A Answers (4)
An elevated PSA score (on a prostate specific antigen test) doesn't necessarily mean you have prostate cancer; a high score can also be associated with other conditions, like benign inflammation of the prostate. Only a biopsy can determine whether it's prostate cancer or not. You and your doc should agree on a course of action you will follow if you have an abnormal reading before you get the PSA test. It is the change from your baseline PSA value rather than the absolute number that interest the doctors; the trend can predict early cancer that most responds to treatment.
PSA (prostate-specific antigen) is a substance made by the prostate gland. Although PSA is mostly found in semen, a small amount is also found in the blood. Most healthy men have levels under 4 ng/mL (nanograms per milliliter) of blood. The chance of having prostate cancer goes up as the PSA level goes up. If your level is between 4 and 10, you have about a 1 in 4 chance of having prostate cancer. If it is above 10, your chance is over 50%. But some men with a PSA below 4 can also have prostate cancer.
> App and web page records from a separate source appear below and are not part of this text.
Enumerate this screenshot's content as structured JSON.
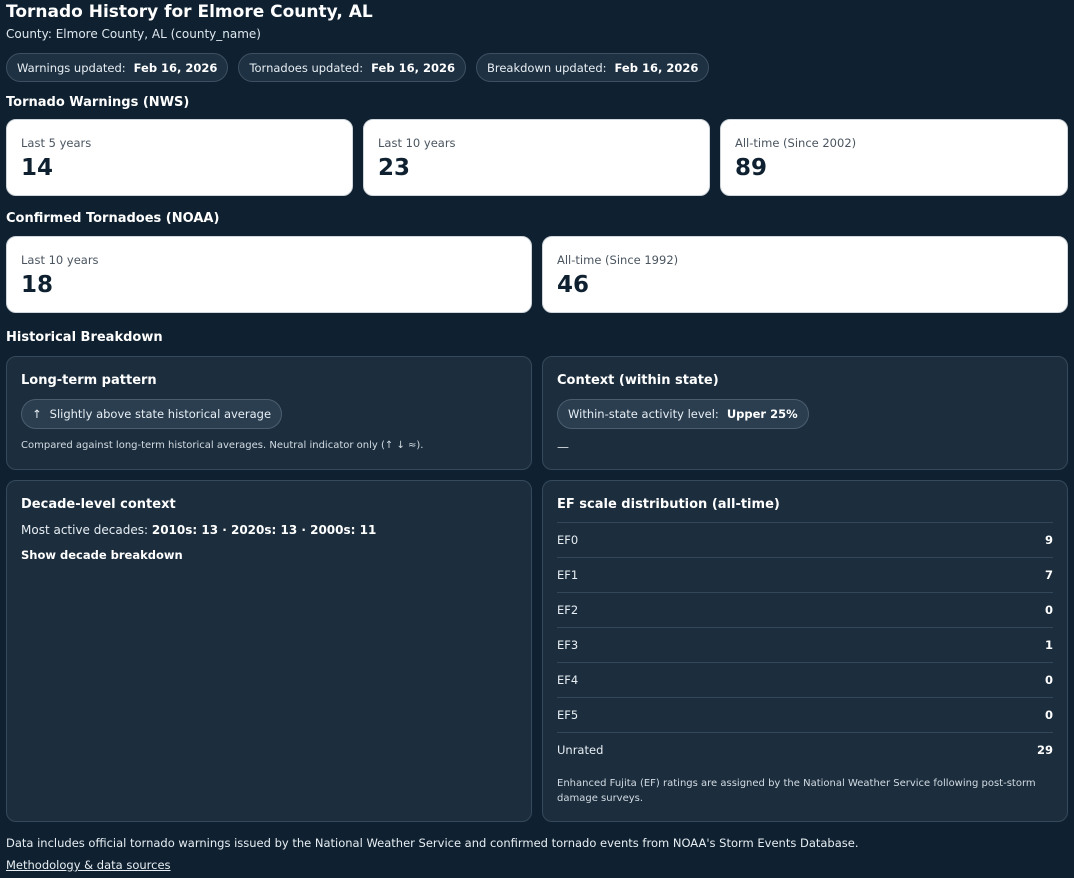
{
  "header": {
    "title": "Tornado History for Elmore County, AL",
    "county_line": "County: Elmore County, AL (county_name)"
  },
  "updates": [
    {
      "label": "Warnings updated:",
      "value": "Feb 16, 2026"
    },
    {
      "label": "Tornadoes updated:",
      "value": "Feb 16, 2026"
    },
    {
      "label": "Breakdown updated:",
      "value": "Feb 16, 2026"
    }
  ],
  "warnings": {
    "heading": "Tornado Warnings (NWS)",
    "cards": [
      {
        "label": "Last 5 years",
        "value": "14"
      },
      {
        "label": "Last 10 years",
        "value": "23"
      },
      {
        "label": "All-time (Since 2002)",
        "value": "89"
      }
    ]
  },
  "tornadoes": {
    "heading": "Confirmed Tornadoes (NOAA)",
    "cards": [
      {
        "label": "Last 10 years",
        "value": "18"
      },
      {
        "label": "All-time (Since 1992)",
        "value": "46"
      }
    ]
  },
  "breakdown": {
    "heading": "Historical Breakdown",
    "long_term": {
      "title": "Long-term pattern",
      "arrow": "↑",
      "pill": "Slightly above state historical average",
      "note": "Compared against long-term historical averages. Neutral indicator only (↑ ↓ ≈)."
    },
    "context": {
      "title": "Context (within state)",
      "pill_label": "Within-state activity level:",
      "pill_value": "Upper 25%",
      "dash": "—"
    },
    "decade": {
      "title": "Decade-level context",
      "prefix": "Most active decades:",
      "values": "2010s: 13 · 2020s: 13 · 2000s: 11",
      "toggle": "Show decade breakdown"
    },
    "ef": {
      "title": "EF scale distribution (all-time)",
      "rows": [
        {
          "label": "EF0",
          "value": "9"
        },
        {
          "label": "EF1",
          "value": "7"
        },
        {
          "label": "EF2",
          "value": "0"
        },
        {
          "label": "EF3",
          "value": "1"
        },
        {
          "label": "EF4",
          "value": "0"
        },
        {
          "label": "EF5",
          "value": "0"
        },
        {
          "label": "Unrated",
          "value": "29"
        }
      ],
      "note_line1": "Enhanced Fujita (EF) ratings are assigned by the National Weather Service following post-storm",
      "note_line2": "damage surveys."
    }
  },
  "footer": {
    "text": "Data includes official tornado warnings issued by the National Weather Service and confirmed tornado events from NOAA's Storm Events Database.",
    "link": "Methodology & data sources"
  }
}
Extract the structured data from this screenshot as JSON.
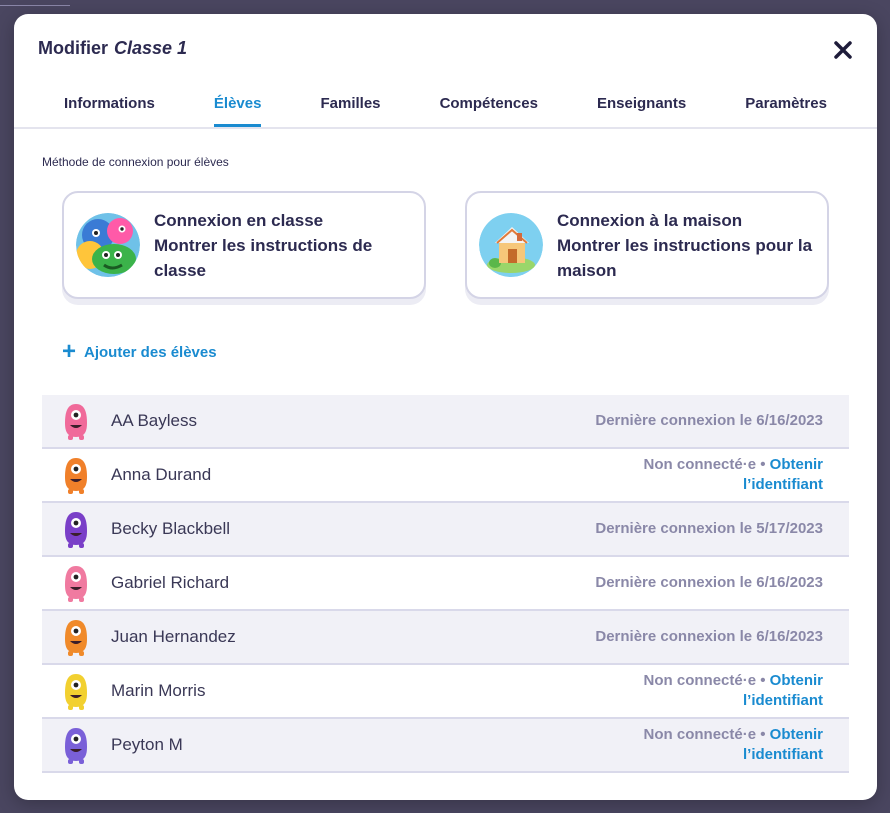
{
  "modal": {
    "title_prefix": "Modifier",
    "class_name": "Classe 1"
  },
  "tabs": [
    {
      "label": "Informations"
    },
    {
      "label": "Élèves"
    },
    {
      "label": "Familles"
    },
    {
      "label": "Compétences"
    },
    {
      "label": "Enseignants"
    },
    {
      "label": "Paramètres"
    }
  ],
  "login": {
    "section_label": "Méthode de connexion pour élèves",
    "class_card": {
      "line1": "Connexion en classe",
      "line2": "Montrer les instructions de classe"
    },
    "home_card": {
      "line1": "Connexion à la maison",
      "line2": "Montrer les instructions pour la maison"
    }
  },
  "add_students_label": "Ajouter des élèves",
  "students": [
    {
      "name": "AA Bayless",
      "status": "Dernière connexion le 6/16/2023",
      "color": "#f06a9a"
    },
    {
      "name": "Anna Durand",
      "status": "Non connecté·e",
      "link": "Obtenir l’identifiant",
      "color": "#f0802a"
    },
    {
      "name": "Becky Blackbell",
      "status": "Dernière connexion le 5/17/2023",
      "color": "#7a3fc8"
    },
    {
      "name": "Gabriel Richard",
      "status": "Dernière connexion le 6/16/2023",
      "color": "#f07aa0"
    },
    {
      "name": "Juan Hernandez",
      "status": "Dernière connexion le 6/16/2023",
      "color": "#f08a2a"
    },
    {
      "name": "Marin Morris",
      "status": "Non connecté·e",
      "link": "Obtenir l’identifiant",
      "color": "#f2d030"
    },
    {
      "name": "Peyton M",
      "status": "Non connecté·e",
      "link": "Obtenir l’identifiant",
      "color": "#7a60d8"
    }
  ]
}
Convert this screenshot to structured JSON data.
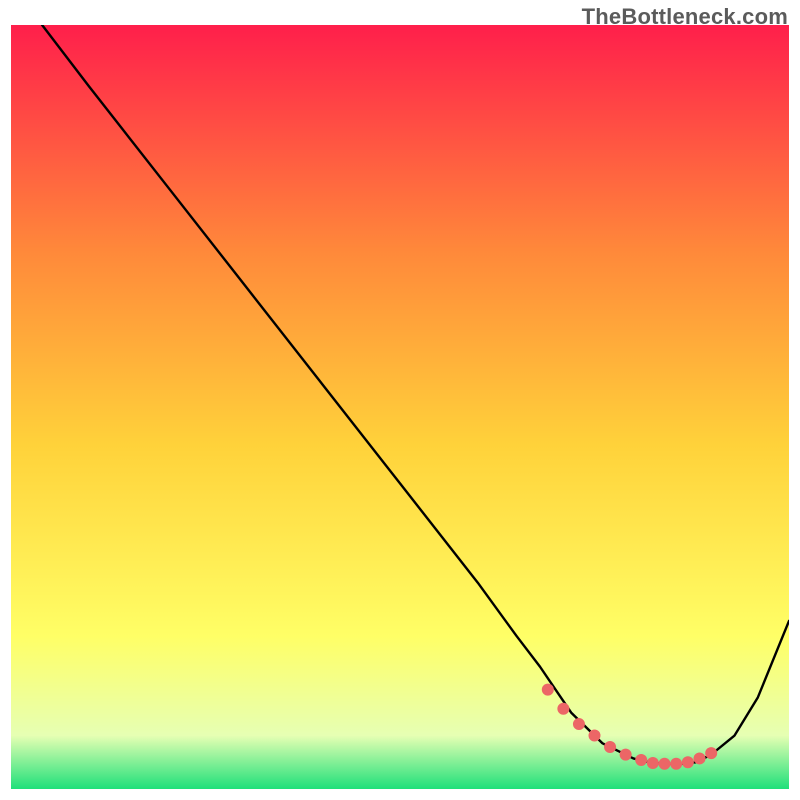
{
  "watermark": "TheBottleneck.com",
  "colors": {
    "grad_top": "#ff1f4b",
    "grad_mid_upper": "#ff8a3a",
    "grad_mid": "#ffd23a",
    "grad_lower": "#ffff66",
    "grad_bottom_light": "#e6ffb3",
    "grad_bottom": "#1fe07a",
    "line": "#000000",
    "marker": "#ec6666"
  },
  "chart_data": {
    "type": "line",
    "title": "",
    "xlabel": "",
    "ylabel": "",
    "xlim": [
      0,
      100
    ],
    "ylim": [
      0,
      100
    ],
    "series": [
      {
        "name": "curve",
        "x": [
          4,
          10,
          20,
          30,
          40,
          50,
          60,
          65,
          68,
          70,
          72,
          74,
          76,
          78,
          80,
          82,
          84,
          86,
          88,
          90,
          93,
          96,
          100
        ],
        "y": [
          100,
          92,
          79,
          66,
          53,
          40,
          27,
          20,
          16,
          13,
          10,
          8,
          6,
          5,
          4,
          3.5,
          3.3,
          3.3,
          3.5,
          4.5,
          7,
          12,
          22
        ]
      }
    ],
    "markers": {
      "name": "highlight-dots",
      "x": [
        69,
        71,
        73,
        75,
        77,
        79,
        81,
        82.5,
        84,
        85.5,
        87,
        88.5,
        90
      ],
      "y": [
        13,
        10.5,
        8.5,
        7,
        5.5,
        4.5,
        3.8,
        3.4,
        3.3,
        3.3,
        3.5,
        4,
        4.7
      ]
    }
  }
}
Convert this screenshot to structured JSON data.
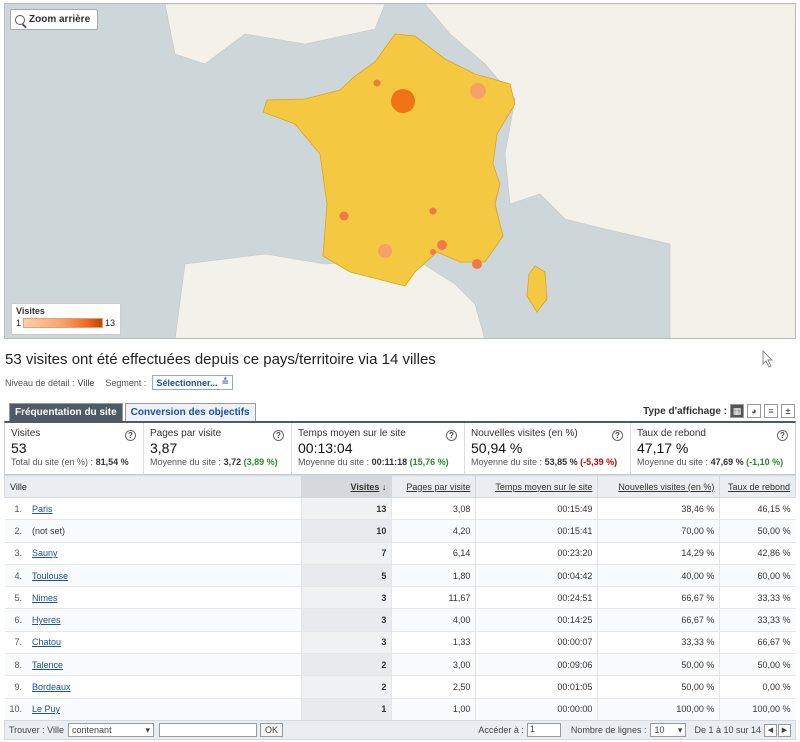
{
  "map": {
    "zoom_label": "Zoom arrière",
    "legend_title": "Visites",
    "legend_min": "1",
    "legend_max": "13",
    "colors": {
      "sea": "#cdd6d9",
      "land": "#f2f2ea",
      "country": "#f5c842",
      "bubble": "#f08040"
    }
  },
  "heading": {
    "title": "53 visites ont été effectuées depuis ce pays/territoire via 14 villes",
    "level_label": "Niveau de détail :",
    "level_value": "Ville",
    "segment_label": "Segment :",
    "segment_value": "Sélectionner..."
  },
  "tabs": [
    {
      "label": "Fréquentation du site",
      "active": true
    },
    {
      "label": "Conversion des objectifs",
      "active": false
    }
  ],
  "view_type_label": "Type d'affichage :",
  "summary": [
    {
      "label": "Visites",
      "value": "53",
      "sub_label": "Total du site (en %) :",
      "sub_value": "81,54 %",
      "delta": "",
      "delta_class": ""
    },
    {
      "label": "Pages par visite",
      "value": "3,87",
      "sub_label": "Moyenne du site :",
      "sub_value": "3,72",
      "delta": "(3,89 %)",
      "delta_class": "pos"
    },
    {
      "label": "Temps moyen sur le site",
      "value": "00:13:04",
      "sub_label": "Moyenne du site :",
      "sub_value": "00:11:18",
      "delta": "(15,76 %)",
      "delta_class": "pos"
    },
    {
      "label": "Nouvelles visites (en %)",
      "value": "50,94 %",
      "sub_label": "Moyenne du site :",
      "sub_value": "53,85 %",
      "delta": "(-5,39 %)",
      "delta_class": "neg"
    },
    {
      "label": "Taux de rebond",
      "value": "47,17 %",
      "sub_label": "Moyenne du site :",
      "sub_value": "47,69 %",
      "delta": "(-1,10 %)",
      "delta_class": "pos"
    }
  ],
  "table": {
    "columns": [
      "Ville",
      "Visites",
      "Pages par visite",
      "Temps moyen sur le site",
      "Nouvelles visites (en %)",
      "Taux de rebond"
    ],
    "rows": [
      {
        "n": "1.",
        "city": "Paris",
        "link": true,
        "visits": "13",
        "pages": "3,08",
        "time": "00:15:49",
        "new": "38,46 %",
        "bounce": "46,15 %"
      },
      {
        "n": "2.",
        "city": "(not set)",
        "link": false,
        "visits": "10",
        "pages": "4,20",
        "time": "00:15:41",
        "new": "70,00 %",
        "bounce": "50,00 %"
      },
      {
        "n": "3.",
        "city": "Sauny",
        "link": true,
        "visits": "7",
        "pages": "6,14",
        "time": "00:23:20",
        "new": "14,29 %",
        "bounce": "42,86 %"
      },
      {
        "n": "4.",
        "city": "Toulouse",
        "link": true,
        "visits": "5",
        "pages": "1,80",
        "time": "00:04:42",
        "new": "40,00 %",
        "bounce": "60,00 %"
      },
      {
        "n": "5.",
        "city": "Nimes",
        "link": true,
        "visits": "3",
        "pages": "11,67",
        "time": "00:24:51",
        "new": "66,67 %",
        "bounce": "33,33 %"
      },
      {
        "n": "6.",
        "city": "Hyeres",
        "link": true,
        "visits": "3",
        "pages": "4,00",
        "time": "00:14:25",
        "new": "66,67 %",
        "bounce": "33,33 %"
      },
      {
        "n": "7.",
        "city": "Chatou",
        "link": true,
        "visits": "3",
        "pages": "1,33",
        "time": "00:00:07",
        "new": "33,33 %",
        "bounce": "66,67 %"
      },
      {
        "n": "8.",
        "city": "Talence",
        "link": true,
        "visits": "2",
        "pages": "3,00",
        "time": "00:09:06",
        "new": "50,00 %",
        "bounce": "50,00 %"
      },
      {
        "n": "9.",
        "city": "Bordeaux",
        "link": true,
        "visits": "2",
        "pages": "2,50",
        "time": "00:01:05",
        "new": "50,00 %",
        "bounce": "0,00 %"
      },
      {
        "n": "10.",
        "city": "Le Puy",
        "link": true,
        "visits": "1",
        "pages": "1,00",
        "time": "00:00:00",
        "new": "100,00 %",
        "bounce": "100,00 %"
      }
    ]
  },
  "footer": {
    "find_label": "Trouver : Ville",
    "match_option": "contenant",
    "ok_label": "OK",
    "goto_label": "Accéder à :",
    "goto_value": "1",
    "rows_label": "Nombre de lignes :",
    "rows_value": "10",
    "range_label": "De 1 à 10 sur 14"
  }
}
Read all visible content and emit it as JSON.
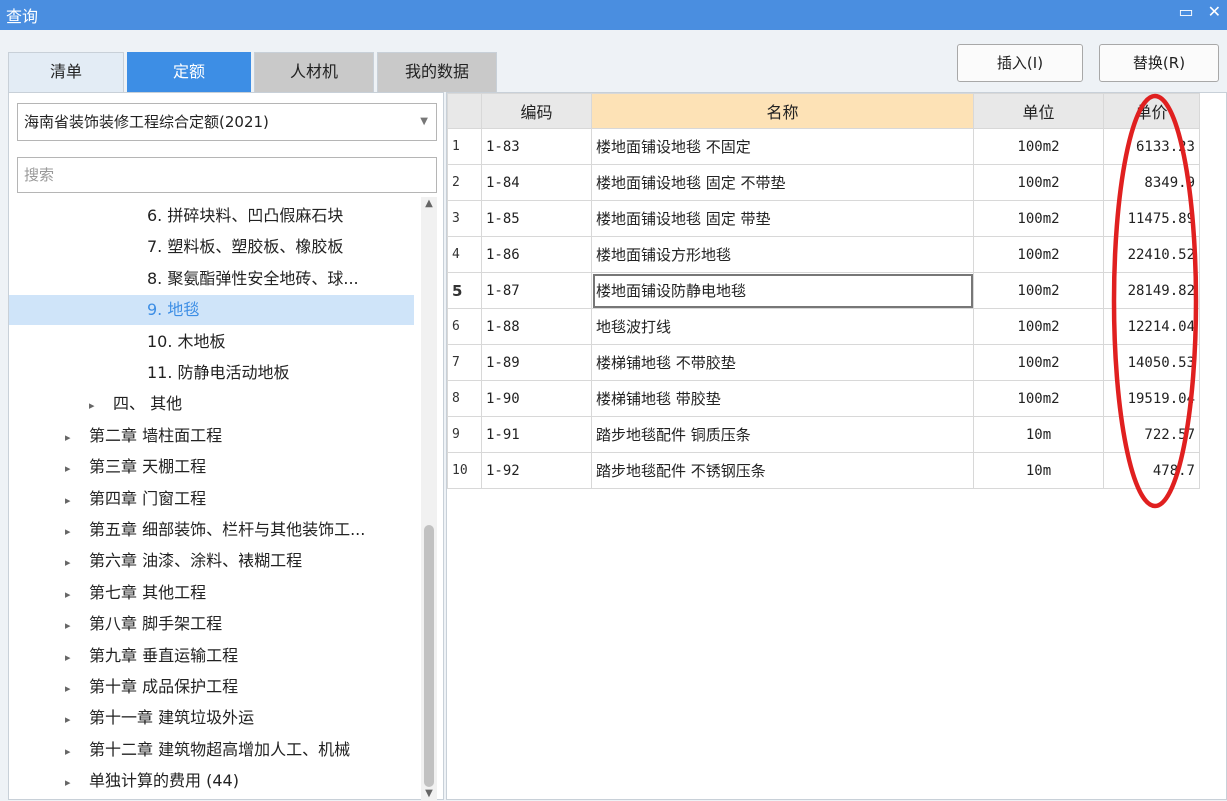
{
  "window": {
    "title": "查询",
    "restore_icon": "restore-icon",
    "close_icon": "close-icon"
  },
  "tabs": [
    "清单",
    "定额",
    "人材机",
    "我的数据"
  ],
  "active_tab": "定额",
  "buttons": {
    "insert": "插入(I)",
    "replace": "替换(R)"
  },
  "quota_select": {
    "value": "海南省装饰装修工程综合定额(2021)"
  },
  "search": {
    "placeholder": "搜索"
  },
  "tree": [
    {
      "label": "6. 拼碎块料、凹凸假麻石块",
      "level": 2
    },
    {
      "label": "7. 塑料板、塑胶板、橡胶板",
      "level": 2
    },
    {
      "label": "8. 聚氨酯弹性安全地砖、球...",
      "level": 2
    },
    {
      "label": "9. 地毯",
      "level": 2,
      "selected": true
    },
    {
      "label": "10. 木地板",
      "level": 2
    },
    {
      "label": "11. 防静电活动地板",
      "level": 2
    },
    {
      "label": "四、 其他",
      "level": 1,
      "expandable": true
    },
    {
      "label": "第二章 墙柱面工程",
      "level": 0,
      "expandable": true
    },
    {
      "label": "第三章 天棚工程",
      "level": 0,
      "expandable": true
    },
    {
      "label": "第四章 门窗工程",
      "level": 0,
      "expandable": true
    },
    {
      "label": "第五章 细部装饰、栏杆与其他装饰工...",
      "level": 0,
      "expandable": true
    },
    {
      "label": "第六章 油漆、涂料、裱糊工程",
      "level": 0,
      "expandable": true
    },
    {
      "label": "第七章 其他工程",
      "level": 0,
      "expandable": true
    },
    {
      "label": "第八章 脚手架工程",
      "level": 0,
      "expandable": true
    },
    {
      "label": "第九章 垂直运输工程",
      "level": 0,
      "expandable": true
    },
    {
      "label": "第十章 成品保护工程",
      "level": 0,
      "expandable": true
    },
    {
      "label": "第十一章 建筑垃圾外运",
      "level": 0,
      "expandable": true
    },
    {
      "label": "第十二章 建筑物超高增加人工、机械",
      "level": 0,
      "expandable": true
    },
    {
      "label": "单独计算的费用 (44)",
      "level": 0,
      "expandable": true
    }
  ],
  "table": {
    "columns": [
      "编码",
      "名称",
      "单位",
      "单价"
    ],
    "current_row": 5,
    "rows": [
      {
        "no": "1",
        "code": "1-83",
        "name": "楼地面铺设地毯 不固定",
        "unit": "100m2",
        "price": "6133.23"
      },
      {
        "no": "2",
        "code": "1-84",
        "name": "楼地面铺设地毯 固定 不带垫",
        "unit": "100m2",
        "price": "8349.9"
      },
      {
        "no": "3",
        "code": "1-85",
        "name": "楼地面铺设地毯 固定 带垫",
        "unit": "100m2",
        "price": "11475.89"
      },
      {
        "no": "4",
        "code": "1-86",
        "name": "楼地面铺设方形地毯",
        "unit": "100m2",
        "price": "22410.52"
      },
      {
        "no": "5",
        "code": "1-87",
        "name": "楼地面铺设防静电地毯",
        "unit": "100m2",
        "price": "28149.82"
      },
      {
        "no": "6",
        "code": "1-88",
        "name": "地毯波打线",
        "unit": "100m2",
        "price": "12214.04"
      },
      {
        "no": "7",
        "code": "1-89",
        "name": "楼梯铺地毯 不带胶垫",
        "unit": "100m2",
        "price": "14050.53"
      },
      {
        "no": "8",
        "code": "1-90",
        "name": "楼梯铺地毯 带胶垫",
        "unit": "100m2",
        "price": "19519.04"
      },
      {
        "no": "9",
        "code": "1-91",
        "name": "踏步地毯配件 铜质压条",
        "unit": "10m",
        "price": "722.57"
      },
      {
        "no": "10",
        "code": "1-92",
        "name": "踏步地毯配件 不锈钢压条",
        "unit": "10m",
        "price": "478.7"
      }
    ]
  },
  "annotation": {
    "shape": "ellipse",
    "color": "#e02020"
  },
  "colors": {
    "titlebar": "#4a8ee0",
    "active_tab": "#3d8ee5",
    "selected_node": "#cfe4f9",
    "name_header": "#fde2b6"
  }
}
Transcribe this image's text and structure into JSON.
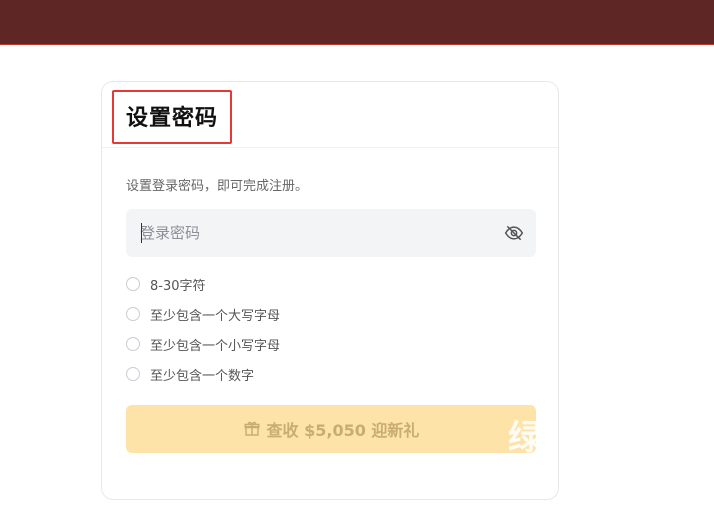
{
  "header": {
    "color": "#5e2624"
  },
  "card": {
    "title": "设置密码",
    "subtitle": "设置登录密码，即可完成注册。",
    "password": {
      "placeholder": "登录密码",
      "value": ""
    },
    "rules": [
      {
        "label": "8-30字符",
        "checked": false
      },
      {
        "label": "至少包含一个大写字母",
        "checked": false
      },
      {
        "label": "至少包含一个小写字母",
        "checked": false
      },
      {
        "label": "至少包含一个数字",
        "checked": false
      }
    ],
    "submit": {
      "label": "查收 $5,050 迎新礼",
      "icon": "gift-icon",
      "disabled": true
    }
  },
  "overlay": {
    "watermark": "绿"
  },
  "colors": {
    "accent_disabled": "#fde3a7",
    "highlight_border": "#e53935"
  }
}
Factors other than cancer can also cause the PSA level to go up, including:
- An enlarged prostate like BPH (benign prostatic hyperplasia--not cancer), that many men get as they grow older.
- Age: PSA levels go up slowly as you get older, even if you have no prostate changes.
- Infection or inflammation of the prostate gland (prostatitis).
- Ejaculation can cause the PSA to go up for a short time, and then go down again.
- Riding a bicycle
- Certain urology tests
Some things can cause PSA levels to go down, even when cancer is present:
- Certain medicines used to treat BPH or urinary symptoms. You should tell your doctor if you are taking medicines for these problems, because the doctor will need to adjust the reading.
- Some herbal mixtures that are sold as dietary supplements may also hide a high PSA level. This is why it is important to let your doctor know if you are taking any type of supplement--even ones not meant for prostate health. Saw palmetto (an herb used by some men to treat BPH) does not seem to affect the measurement of PSA.
- Obesity: Very overweight men tend to have lower PSA levels.
- Aspirin: Men taking aspirin regularly tend to have lower PSA levels. This effect is most pronounced in non-smokers.
An elevated prostate-specific antigen (PSA) score does not necessarily mean that you have prostate cancer. The PSA score may mean you have prostatitis or even a benign enlarged prostate.
The prostate gland produces a protein called prostate-stimulating antigen, or PSA.
Often, PSA levels will begin to rise before there are any symptoms of prostate cancer. Sometimes, an abnormal digital rectal exam may be the only sign of prostate cancer (even if the PSA is normal). If you have an elevated PSA, your doctor may have recommended a biopsy to tell if you have prostate cancer.
This content reflects information from various individuals and organizations and may offer alternative or opposing points of view. It should not be used for medical advice, diagnosis or treatment. As always, you should consult with your healthcare provider about your specific health needs.